Let’s start with Proof-of-work because it’s the most popular one. In simple terms, proof-of-work is basically a piece of data that’s costly and time consuming to produce, but extremely easy to verify by sustaining specific requirements. Its main goal is to deter cyber-attacks, especially DDoS (distributed denial-of-service), which sends a number of fake requests in a bid to exhaust the resources of computer systems.

Bitcoin is the most common cryptocurrency that uses proof-of-work, but that doesn’t mean that the concept did not exist before the digital currency. In fact, before Satoshi Nakamoto applied the technique, it had already been published in 1993 by Moni Naor and Cynthia Dwork.

So, how does proof-of-work protocol work? Now, view it this way: traditionally, when you wanted to make payments, you had to try a third party (in this case banks, Paypal, Mastercard or Visa), right? Well, these institutions keep their register that stores balances and transaction history. Now, with proof-of work, everyone on the blockchain has access to a copy of the ledger, meaning that you don’t have to trust your money with a third party. Anyone within the network can easily and directly verify the entire information written.

Proof-of-work and Mining

Let’s go a bit deeper. Proof-of-work is required in order to define difficult computer calculations called mining that have to be performed to created blocks (a group of trustless transactions) on blockchain. This serves two purposes: one, it helps verify the legitimacy of transactions; and two, it helps create new cryptocurrencies by simply rewarding miners that perform the task.

When transaction, there’s a lot that happens behind the scenes. Firstly, the transactions executed are bundled together and put in block, and then miners start to verify the transactions within each of the blocks. They solve proof-of-work problem or simply mathematical puzzle and the first miner to manage it receives a reward.

Apart from bitcoin, other cryptos mined using this protocol include Dash, Litecoin, BitConnect, Steem, Ethereum Classic, Ethereum, Zcash, and Bitcoin Cash among many others.


When transactions are executed on the blockchain network, they have to be validated. However, the validation doesn’t have to be through proof-of-work; there’s a different way to do it and achieve the distributed consensus – this is what is called proof-of-stake.

This protocol aims to achieve basically the same thing as its counterpart proof-of-work, but the difference comes in the process of achieving the goal. The idea was suggested in 2011 in a bitcoin talk forum, but the first crypto to use the method was Peercoin, which was launched in 2012, followed by Nav Coin, Qora, NuShares?NUBits, BlacksCoin, NXT and ShadowCash..

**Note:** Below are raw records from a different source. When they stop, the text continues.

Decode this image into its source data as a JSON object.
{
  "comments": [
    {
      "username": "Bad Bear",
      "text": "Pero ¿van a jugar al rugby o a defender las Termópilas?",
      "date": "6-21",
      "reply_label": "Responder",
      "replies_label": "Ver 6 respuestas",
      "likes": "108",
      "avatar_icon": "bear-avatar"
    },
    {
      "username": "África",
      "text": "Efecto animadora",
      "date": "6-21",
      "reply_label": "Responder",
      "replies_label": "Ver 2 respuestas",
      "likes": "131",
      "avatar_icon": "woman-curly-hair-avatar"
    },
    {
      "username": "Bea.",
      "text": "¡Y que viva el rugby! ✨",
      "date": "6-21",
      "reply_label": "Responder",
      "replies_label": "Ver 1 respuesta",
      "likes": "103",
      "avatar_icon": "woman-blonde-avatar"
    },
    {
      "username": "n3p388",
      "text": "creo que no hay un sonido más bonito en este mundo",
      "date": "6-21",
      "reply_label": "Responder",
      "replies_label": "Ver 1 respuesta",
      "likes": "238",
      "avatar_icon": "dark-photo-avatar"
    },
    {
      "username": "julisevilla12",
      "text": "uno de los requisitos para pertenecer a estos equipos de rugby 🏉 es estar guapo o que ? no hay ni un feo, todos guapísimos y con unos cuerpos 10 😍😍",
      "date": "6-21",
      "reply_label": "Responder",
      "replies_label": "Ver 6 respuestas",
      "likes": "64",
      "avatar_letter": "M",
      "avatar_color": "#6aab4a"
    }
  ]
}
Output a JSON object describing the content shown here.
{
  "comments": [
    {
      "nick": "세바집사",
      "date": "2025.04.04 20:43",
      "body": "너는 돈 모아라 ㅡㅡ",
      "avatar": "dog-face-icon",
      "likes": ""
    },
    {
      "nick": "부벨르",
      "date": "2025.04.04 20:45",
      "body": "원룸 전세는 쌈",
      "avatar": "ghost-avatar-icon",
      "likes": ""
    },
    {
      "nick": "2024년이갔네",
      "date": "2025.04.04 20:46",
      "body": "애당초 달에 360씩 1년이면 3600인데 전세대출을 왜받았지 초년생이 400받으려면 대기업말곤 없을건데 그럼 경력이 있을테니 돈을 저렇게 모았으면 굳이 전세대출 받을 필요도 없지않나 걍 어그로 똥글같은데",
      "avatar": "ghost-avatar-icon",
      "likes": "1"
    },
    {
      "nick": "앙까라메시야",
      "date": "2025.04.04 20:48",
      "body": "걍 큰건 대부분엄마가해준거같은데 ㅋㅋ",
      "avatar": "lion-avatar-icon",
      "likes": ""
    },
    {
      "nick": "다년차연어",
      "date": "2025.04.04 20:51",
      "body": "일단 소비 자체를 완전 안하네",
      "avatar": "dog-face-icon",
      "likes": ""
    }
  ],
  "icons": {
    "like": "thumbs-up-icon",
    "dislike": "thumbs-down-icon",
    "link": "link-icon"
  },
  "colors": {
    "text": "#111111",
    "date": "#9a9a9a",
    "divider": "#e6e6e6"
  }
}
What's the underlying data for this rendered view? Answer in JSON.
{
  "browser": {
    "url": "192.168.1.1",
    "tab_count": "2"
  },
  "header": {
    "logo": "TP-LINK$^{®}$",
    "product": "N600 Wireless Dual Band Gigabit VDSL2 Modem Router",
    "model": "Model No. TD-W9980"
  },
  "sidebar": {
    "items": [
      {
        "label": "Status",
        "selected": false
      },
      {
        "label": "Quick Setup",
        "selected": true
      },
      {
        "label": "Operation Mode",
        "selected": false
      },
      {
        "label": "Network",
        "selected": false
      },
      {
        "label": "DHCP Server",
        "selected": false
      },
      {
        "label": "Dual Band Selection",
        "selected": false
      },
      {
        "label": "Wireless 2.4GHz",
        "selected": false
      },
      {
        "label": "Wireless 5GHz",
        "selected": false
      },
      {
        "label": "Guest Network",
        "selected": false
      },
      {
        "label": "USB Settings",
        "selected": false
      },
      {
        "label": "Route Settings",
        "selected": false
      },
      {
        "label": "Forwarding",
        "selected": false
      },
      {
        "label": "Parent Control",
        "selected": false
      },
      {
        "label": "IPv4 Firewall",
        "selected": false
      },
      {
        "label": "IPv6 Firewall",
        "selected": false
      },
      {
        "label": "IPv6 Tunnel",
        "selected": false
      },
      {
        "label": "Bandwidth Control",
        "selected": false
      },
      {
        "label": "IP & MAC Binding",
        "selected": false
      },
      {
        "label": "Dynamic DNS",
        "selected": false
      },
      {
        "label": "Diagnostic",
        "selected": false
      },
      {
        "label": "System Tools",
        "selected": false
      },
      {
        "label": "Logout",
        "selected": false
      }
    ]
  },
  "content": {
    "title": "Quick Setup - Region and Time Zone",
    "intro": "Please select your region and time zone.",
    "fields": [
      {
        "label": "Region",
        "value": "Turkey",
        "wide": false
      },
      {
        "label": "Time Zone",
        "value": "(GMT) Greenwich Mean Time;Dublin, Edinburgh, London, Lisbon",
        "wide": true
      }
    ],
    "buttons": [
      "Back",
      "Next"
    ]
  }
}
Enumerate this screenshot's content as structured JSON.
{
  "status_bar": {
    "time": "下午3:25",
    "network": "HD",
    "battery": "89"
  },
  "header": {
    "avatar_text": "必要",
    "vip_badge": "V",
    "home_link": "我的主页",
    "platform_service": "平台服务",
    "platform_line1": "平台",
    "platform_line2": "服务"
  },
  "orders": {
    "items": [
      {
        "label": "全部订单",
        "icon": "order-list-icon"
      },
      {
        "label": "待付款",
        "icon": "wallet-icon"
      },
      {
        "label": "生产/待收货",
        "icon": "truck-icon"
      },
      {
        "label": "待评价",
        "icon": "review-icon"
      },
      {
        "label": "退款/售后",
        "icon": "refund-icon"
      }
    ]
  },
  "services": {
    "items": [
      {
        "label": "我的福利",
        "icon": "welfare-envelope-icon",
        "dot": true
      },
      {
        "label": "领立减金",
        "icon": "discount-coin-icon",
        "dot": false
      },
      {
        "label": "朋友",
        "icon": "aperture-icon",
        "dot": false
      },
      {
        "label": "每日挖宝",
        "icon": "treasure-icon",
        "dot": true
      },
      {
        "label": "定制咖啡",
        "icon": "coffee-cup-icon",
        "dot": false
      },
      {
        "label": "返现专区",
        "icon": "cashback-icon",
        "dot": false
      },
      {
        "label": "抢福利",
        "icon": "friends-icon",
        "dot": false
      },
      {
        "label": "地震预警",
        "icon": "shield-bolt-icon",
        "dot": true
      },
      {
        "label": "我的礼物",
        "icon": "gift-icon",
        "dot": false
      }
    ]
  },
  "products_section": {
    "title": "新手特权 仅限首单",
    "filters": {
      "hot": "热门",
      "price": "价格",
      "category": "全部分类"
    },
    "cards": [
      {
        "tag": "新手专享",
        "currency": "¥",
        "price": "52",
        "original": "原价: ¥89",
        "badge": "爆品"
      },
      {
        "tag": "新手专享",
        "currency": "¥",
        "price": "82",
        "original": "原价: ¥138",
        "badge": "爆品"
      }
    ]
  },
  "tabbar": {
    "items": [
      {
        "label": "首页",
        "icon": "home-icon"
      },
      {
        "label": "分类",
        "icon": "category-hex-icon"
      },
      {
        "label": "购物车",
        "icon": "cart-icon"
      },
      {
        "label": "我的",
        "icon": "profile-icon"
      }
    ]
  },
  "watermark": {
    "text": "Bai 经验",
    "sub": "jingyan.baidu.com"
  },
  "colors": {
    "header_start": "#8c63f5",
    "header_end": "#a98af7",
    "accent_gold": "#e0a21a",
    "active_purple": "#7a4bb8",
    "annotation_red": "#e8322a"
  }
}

In simple terms, Proof-of-stake is an algorithm by which the cryptocurrency network achives distributed consensus. In this system, the creator of a block is selected through a combination of random selections based on age (i.e the stake) and wealth. Unlike PoW, it doesn’t require solving intensive puzzles in order to validate transactions.  In PoS system, miners don’t earn via block rewards. Instead, they get the transaction fees.

Here’s how this system works: let’s say you have 100 altcoins, right? The coins have will have a specific age attached to them depending on how long you have had them. This age is only reset when you move them from one address to another. Those tasked with validating, known as forgers, earn part or even the entire transaction fees.

No need to get expensive hardware, because a simple PC would work well provided it is online. The validations or verification is also timely and faster, and the system doesn’t require a lot of energy. Some of the common coins that use this system include Ripple, IOTA, NEM, Qtum, Omisego, Lisk, Stratis, and Waves.


The world of cryptocurrency has been a blessing to the way transactions are done online. But just like the traditional system, where verification of transactions is needed, a way had to be devised to ensure accurate verification of cryptocurrency transaction is developed. Now this is where these two systems came in: proof-of-work and proof-of-stake. They both aim at the same thing, but the process at arriving to it is different, as you have seen in the post. But one two things are certain: they both guarantee utmost security and transparency!